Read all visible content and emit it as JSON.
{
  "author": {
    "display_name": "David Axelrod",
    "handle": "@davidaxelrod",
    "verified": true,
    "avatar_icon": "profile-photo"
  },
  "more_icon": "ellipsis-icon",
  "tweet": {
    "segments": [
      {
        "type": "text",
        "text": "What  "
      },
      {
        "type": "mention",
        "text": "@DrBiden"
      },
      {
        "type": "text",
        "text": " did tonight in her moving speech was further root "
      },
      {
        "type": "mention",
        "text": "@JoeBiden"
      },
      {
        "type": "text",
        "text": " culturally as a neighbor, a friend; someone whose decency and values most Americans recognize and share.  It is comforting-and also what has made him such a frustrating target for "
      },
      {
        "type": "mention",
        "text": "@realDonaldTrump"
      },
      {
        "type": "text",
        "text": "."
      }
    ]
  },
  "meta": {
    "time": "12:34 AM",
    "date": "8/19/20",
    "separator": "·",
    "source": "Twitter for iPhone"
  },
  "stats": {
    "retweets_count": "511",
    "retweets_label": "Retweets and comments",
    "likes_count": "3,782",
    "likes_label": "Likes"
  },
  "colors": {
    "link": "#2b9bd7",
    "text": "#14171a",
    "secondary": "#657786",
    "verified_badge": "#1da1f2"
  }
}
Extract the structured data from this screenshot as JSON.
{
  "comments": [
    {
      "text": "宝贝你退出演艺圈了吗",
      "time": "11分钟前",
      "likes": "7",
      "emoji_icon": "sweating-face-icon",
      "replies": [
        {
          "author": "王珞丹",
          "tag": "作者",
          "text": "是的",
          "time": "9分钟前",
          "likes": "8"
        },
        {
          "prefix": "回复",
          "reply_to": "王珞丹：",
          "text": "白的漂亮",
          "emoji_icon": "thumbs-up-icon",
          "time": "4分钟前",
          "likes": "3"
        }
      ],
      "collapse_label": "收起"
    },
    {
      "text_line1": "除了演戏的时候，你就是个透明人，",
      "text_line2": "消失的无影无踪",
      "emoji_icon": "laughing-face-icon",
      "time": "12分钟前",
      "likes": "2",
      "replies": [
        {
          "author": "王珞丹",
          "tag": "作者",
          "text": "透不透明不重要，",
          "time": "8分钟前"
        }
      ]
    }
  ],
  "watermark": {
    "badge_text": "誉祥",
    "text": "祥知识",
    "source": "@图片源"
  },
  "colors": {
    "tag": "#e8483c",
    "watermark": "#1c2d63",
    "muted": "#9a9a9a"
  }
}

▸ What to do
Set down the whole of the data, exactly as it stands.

▸ Answer to this exercise
Read all visible content and emit it as JSON.
{
  "author": {
    "display_name": "David Axelrod",
    "handle": "@davidaxelrod",
    "verified": true,
    "avatar_icon": "profile-photo"
  },
  "more_icon": "ellipsis-icon",
  "tweet": {
    "segments": [
      {
        "type": "text",
        "text": "What  "
      },
      {
        "type": "mention",
        "text": "@DrBiden"
      },
      {
        "type": "text",
        "text": " did tonight in her moving speech was further root "
      },
      {
        "type": "mention",
        "text": "@JoeBiden"
      },
      {
        "type": "text",
        "text": " culturally as a neighbor, a friend; someone whose decency and values most Americans recognize and share.  It is comforting-and also what has made him such a frustrating target for "
      },
      {
        "type": "mention",
        "text": "@realDonaldTrump"
      },
      {
        "type": "text",
        "text": "."
      }
    ]
  },
  "meta": {
    "time": "12:34 AM",
    "date": "8/19/20",
    "separator": "·",
    "source": "Twitter for iPhone"
  },
  "stats": {
    "retweets_count": "511",
    "retweets_label": "Retweets and comments",
    "likes_count": "3,782",
    "likes_label": "Likes"
  },
  "colors": {
    "link": "#2b9bd7",
    "text": "#14171a",
    "secondary": "#657786",
    "verified_badge": "#1da1f2"
  }
}
Extract the structured data from this screenshot as JSON.
{
  "comments": [
    {
      "text": "宝贝你退出演艺圈了吗",
      "time": "11分钟前",
      "likes": "7",
      "emoji_icon": "sweating-face-icon",
      "replies": [
        {
          "author": "王珞丹",
          "tag": "作者",
          "text": "是的",
          "time": "9分钟前",
          "likes": "8"
        },
        {
          "prefix": "回复",
          "reply_to": "王珞丹：",
          "text": "白的漂亮",
          "emoji_icon": "thumbs-up-icon",
          "time": "4分钟前",
          "likes": "3"
        }
      ],
      "collapse_label": "收起"
    },
    {
      "text_line1": "除了演戏的时候，你就是个透明人，",
      "text_line2": "消失的无影无踪",
      "emoji_icon": "laughing-face-icon",
      "time": "12分钟前",
      "likes": "2",
      "replies": [
        {
          "author": "王珞丹",
          "tag": "作者",
          "text": "透不透明不重要，",
          "time": "8分钟前"
        }
      ]
    }
  ],
  "watermark": {
    "badge_text": "誉祥",
    "text": "祥知识",
    "source": "@图片源"
  },
  "colors": {
    "tag": "#e8483c",
    "watermark": "#1c2d63",
    "muted": "#9a9a9a"
  }
}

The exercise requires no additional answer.